### Assignment
Print out the records in full, keeping each word unchanged.

(Records shown)

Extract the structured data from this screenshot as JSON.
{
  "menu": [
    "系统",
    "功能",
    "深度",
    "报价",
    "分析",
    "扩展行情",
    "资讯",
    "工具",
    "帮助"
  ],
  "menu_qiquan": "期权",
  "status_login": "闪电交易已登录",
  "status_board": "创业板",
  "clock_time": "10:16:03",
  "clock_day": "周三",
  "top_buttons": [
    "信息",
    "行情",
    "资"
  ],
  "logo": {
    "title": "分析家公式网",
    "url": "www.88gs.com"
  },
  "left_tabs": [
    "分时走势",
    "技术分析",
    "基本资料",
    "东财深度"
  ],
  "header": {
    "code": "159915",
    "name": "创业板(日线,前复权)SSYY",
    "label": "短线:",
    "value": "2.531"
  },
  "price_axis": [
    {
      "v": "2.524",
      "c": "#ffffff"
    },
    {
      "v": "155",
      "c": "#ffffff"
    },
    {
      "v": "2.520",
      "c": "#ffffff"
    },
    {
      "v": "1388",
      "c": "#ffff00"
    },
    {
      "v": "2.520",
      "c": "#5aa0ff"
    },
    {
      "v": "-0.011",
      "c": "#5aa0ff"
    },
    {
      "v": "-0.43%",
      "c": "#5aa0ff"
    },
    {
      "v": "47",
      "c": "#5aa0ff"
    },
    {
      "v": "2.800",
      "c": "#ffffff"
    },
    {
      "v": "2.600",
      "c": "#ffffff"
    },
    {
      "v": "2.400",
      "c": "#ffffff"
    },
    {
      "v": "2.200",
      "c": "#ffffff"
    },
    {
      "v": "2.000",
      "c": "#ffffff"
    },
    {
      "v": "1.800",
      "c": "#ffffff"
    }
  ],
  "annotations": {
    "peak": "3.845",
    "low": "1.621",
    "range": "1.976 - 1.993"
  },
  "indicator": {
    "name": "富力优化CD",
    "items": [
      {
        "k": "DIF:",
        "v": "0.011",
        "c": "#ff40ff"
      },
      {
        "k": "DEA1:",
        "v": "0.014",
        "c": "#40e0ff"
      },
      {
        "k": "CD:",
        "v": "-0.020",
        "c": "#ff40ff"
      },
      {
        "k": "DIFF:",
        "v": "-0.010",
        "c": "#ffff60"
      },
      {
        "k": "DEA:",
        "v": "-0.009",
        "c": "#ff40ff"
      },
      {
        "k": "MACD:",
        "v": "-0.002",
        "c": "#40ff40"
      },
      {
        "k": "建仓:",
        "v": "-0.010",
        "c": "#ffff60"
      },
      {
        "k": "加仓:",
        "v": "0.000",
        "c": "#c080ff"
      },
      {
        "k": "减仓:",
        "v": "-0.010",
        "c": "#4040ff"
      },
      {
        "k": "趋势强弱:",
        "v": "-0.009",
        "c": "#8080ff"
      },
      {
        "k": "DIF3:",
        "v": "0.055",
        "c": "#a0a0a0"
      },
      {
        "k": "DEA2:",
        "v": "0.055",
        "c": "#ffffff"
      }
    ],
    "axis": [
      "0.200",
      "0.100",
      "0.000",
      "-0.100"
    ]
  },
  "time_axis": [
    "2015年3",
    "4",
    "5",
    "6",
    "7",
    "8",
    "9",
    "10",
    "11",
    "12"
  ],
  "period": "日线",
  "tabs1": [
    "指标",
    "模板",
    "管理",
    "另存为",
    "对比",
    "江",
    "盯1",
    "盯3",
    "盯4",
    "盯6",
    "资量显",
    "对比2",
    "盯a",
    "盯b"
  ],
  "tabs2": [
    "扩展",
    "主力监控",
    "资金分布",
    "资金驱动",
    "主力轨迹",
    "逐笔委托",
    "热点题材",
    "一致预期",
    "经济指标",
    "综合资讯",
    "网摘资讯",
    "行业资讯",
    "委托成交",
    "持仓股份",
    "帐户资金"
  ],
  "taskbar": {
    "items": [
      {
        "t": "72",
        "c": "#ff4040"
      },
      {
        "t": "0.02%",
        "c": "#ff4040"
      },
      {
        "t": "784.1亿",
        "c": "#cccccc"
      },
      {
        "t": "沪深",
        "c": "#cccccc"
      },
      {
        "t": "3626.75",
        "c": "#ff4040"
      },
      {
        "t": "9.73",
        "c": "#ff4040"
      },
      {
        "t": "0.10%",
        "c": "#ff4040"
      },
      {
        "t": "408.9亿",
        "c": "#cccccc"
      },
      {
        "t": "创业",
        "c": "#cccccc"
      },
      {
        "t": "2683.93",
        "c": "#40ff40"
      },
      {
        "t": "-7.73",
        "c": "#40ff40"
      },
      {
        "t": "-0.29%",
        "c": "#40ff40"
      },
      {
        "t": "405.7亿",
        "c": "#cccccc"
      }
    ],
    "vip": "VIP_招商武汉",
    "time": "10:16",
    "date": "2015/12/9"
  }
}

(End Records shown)

### Written response
Extract the structured data from this screenshot as JSON.
{
  "menu": [
    "系统",
    "功能",
    "深度",
    "报价",
    "分析",
    "扩展行情",
    "资讯",
    "工具",
    "帮助"
  ],
  "menu_qiquan": "期权",
  "status_login": "闪电交易已登录",
  "status_board": "创业板",
  "clock_time": "10:16:03",
  "clock_day": "周三",
  "top_buttons": [
    "信息",
    "行情",
    "资"
  ],
  "logo": {
    "title": "分析家公式网",
    "url": "www.88gs.com"
  },
  "left_tabs": [
    "分时走势",
    "技术分析",
    "基本资料",
    "东财深度"
  ],
  "header": {
    "code": "159915",
    "name": "创业板(日线,前复权)SSYY",
    "label": "短线:",
    "value": "2.531"
  },
  "price_axis": [
    {
      "v": "2.524",
      "c": "#ffffff"
    },
    {
      "v": "155",
      "c": "#ffffff"
    },
    {
      "v": "2.520",
      "c": "#ffffff"
    },
    {
      "v": "1388",
      "c": "#ffff00"
    },
    {
      "v": "2.520",
      "c": "#5aa0ff"
    },
    {
      "v": "-0.011",
      "c": "#5aa0ff"
    },
    {
      "v": "-0.43%",
      "c": "#5aa0ff"
    },
    {
      "v": "47",
      "c": "#5aa0ff"
    },
    {
      "v": "2.800",
      "c": "#ffffff"
    },
    {
      "v": "2.600",
      "c": "#ffffff"
    },
    {
      "v": "2.400",
      "c": "#ffffff"
    },
    {
      "v": "2.200",
      "c": "#ffffff"
    },
    {
      "v": "2.000",
      "c": "#ffffff"
    },
    {
      "v": "1.800",
      "c": "#ffffff"
    }
  ],
  "annotations": {
    "peak": "3.845",
    "low": "1.621",
    "range": "1.976 - 1.993"
  },
  "indicator": {
    "name": "富力优化CD",
    "items": [
      {
        "k": "DIF:",
        "v": "0.011",
        "c": "#ff40ff"
      },
      {
        "k": "DEA1:",
        "v": "0.014",
        "c": "#40e0ff"
      },
      {
        "k": "CD:",
        "v": "-0.020",
        "c": "#ff40ff"
      },
      {
        "k": "DIFF:",
        "v": "-0.010",
        "c": "#ffff60"
      },
      {
        "k": "DEA:",
        "v": "-0.009",
        "c": "#ff40ff"
      },
      {
        "k": "MACD:",
        "v": "-0.002",
        "c": "#40ff40"
      },
      {
        "k": "建仓:",
        "v": "-0.010",
        "c": "#ffff60"
      },
      {
        "k": "加仓:",
        "v": "0.000",
        "c": "#c080ff"
      },
      {
        "k": "减仓:",
        "v": "-0.010",
        "c": "#4040ff"
      },
      {
        "k": "趋势强弱:",
        "v": "-0.009",
        "c": "#8080ff"
      },
      {
        "k": "DIF3:",
        "v": "0.055",
        "c": "#a0a0a0"
      },
      {
        "k": "DEA2:",
        "v": "0.055",
        "c": "#ffffff"
      }
    ],
    "axis": [
      "0.200",
      "0.100",
      "0.000",
      "-0.100"
    ]
  },
  "time_axis": [
    "2015年3",
    "4",
    "5",
    "6",
    "7",
    "8",
    "9",
    "10",
    "11",
    "12"
  ],
  "period": "日线",
  "tabs1": [
    "指标",
    "模板",
    "管理",
    "另存为",
    "对比",
    "江",
    "盯1",
    "盯3",
    "盯4",
    "盯6",
    "资量显",
    "对比2",
    "盯a",
    "盯b"
  ],
  "tabs2": [
    "扩展",
    "主力监控",
    "资金分布",
    "资金驱动",
    "主力轨迹",
    "逐笔委托",
    "热点题材",
    "一致预期",
    "经济指标",
    "综合资讯",
    "网摘资讯",
    "行业资讯",
    "委托成交",
    "持仓股份",
    "帐户资金"
  ],
  "taskbar": {
    "items": [
      {
        "t": "72",
        "c": "#ff4040"
      },
      {
        "t": "0.02%",
        "c": "#ff4040"
      },
      {
        "t": "784.1亿",
        "c": "#cccccc"
      },
      {
        "t": "沪深",
        "c": "#cccccc"
      },
      {
        "t": "3626.75",
        "c": "#ff4040"
      },
      {
        "t": "9.73",
        "c": "#ff4040"
      },
      {
        "t": "0.10%",
        "c": "#ff4040"
      },
      {
        "t": "408.9亿",
        "c": "#cccccc"
      },
      {
        "t": "创业",
        "c": "#cccccc"
      },
      {
        "t": "2683.93",
        "c": "#40ff40"
      },
      {
        "t": "-7.73",
        "c": "#40ff40"
      },
      {
        "t": "-0.29%",
        "c": "#40ff40"
      },
      {
        "t": "405.7亿",
        "c": "#cccccc"
      }
    ],
    "vip": "VIP_招商武汉",
    "time": "10:16",
    "date": "2015/12/9"
  }
}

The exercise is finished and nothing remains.